— Task directions —
Search the listing below for the word "arrow" and return each line that contains it.

═══ Material for this exercise

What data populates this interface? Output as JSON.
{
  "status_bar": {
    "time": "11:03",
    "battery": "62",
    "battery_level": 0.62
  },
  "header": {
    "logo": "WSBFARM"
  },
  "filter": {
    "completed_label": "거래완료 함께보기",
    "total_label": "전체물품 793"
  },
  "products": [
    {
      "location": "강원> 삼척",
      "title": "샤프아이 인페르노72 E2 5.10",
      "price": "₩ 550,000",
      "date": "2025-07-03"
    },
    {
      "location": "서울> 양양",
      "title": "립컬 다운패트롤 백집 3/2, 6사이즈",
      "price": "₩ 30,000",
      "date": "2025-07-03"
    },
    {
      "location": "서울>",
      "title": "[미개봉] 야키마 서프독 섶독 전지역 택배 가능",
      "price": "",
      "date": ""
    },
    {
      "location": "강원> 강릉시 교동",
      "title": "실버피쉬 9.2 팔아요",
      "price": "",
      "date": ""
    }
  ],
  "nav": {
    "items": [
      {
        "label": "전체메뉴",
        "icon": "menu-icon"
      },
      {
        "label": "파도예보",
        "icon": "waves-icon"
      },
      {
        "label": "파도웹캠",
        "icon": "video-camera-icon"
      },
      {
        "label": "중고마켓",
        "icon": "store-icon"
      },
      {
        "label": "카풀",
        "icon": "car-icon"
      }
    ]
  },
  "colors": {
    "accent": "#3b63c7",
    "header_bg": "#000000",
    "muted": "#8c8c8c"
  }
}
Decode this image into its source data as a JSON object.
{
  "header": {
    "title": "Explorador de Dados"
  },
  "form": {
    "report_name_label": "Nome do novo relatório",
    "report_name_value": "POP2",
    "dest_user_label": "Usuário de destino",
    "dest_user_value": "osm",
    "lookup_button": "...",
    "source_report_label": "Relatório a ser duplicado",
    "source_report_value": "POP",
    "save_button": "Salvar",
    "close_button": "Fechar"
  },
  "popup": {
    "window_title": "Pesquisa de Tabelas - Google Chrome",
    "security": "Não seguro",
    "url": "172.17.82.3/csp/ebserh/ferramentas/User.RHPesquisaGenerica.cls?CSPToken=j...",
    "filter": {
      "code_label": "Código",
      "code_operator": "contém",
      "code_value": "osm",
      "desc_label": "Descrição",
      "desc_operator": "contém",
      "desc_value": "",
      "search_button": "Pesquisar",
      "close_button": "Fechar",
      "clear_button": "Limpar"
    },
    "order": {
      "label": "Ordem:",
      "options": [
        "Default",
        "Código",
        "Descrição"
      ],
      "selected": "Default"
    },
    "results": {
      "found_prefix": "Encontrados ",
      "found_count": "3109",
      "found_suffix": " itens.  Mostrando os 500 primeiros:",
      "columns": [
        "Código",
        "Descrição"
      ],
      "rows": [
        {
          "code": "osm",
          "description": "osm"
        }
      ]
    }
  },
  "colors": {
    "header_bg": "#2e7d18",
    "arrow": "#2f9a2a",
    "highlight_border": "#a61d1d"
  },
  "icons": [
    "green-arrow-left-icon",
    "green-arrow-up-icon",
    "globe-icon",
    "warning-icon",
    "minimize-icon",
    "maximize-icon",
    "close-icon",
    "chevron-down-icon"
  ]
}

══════

— Reply —
    "arrow": "#2f9a2a",
    "green-arrow-left-icon",
    "green-arrow-up-icon",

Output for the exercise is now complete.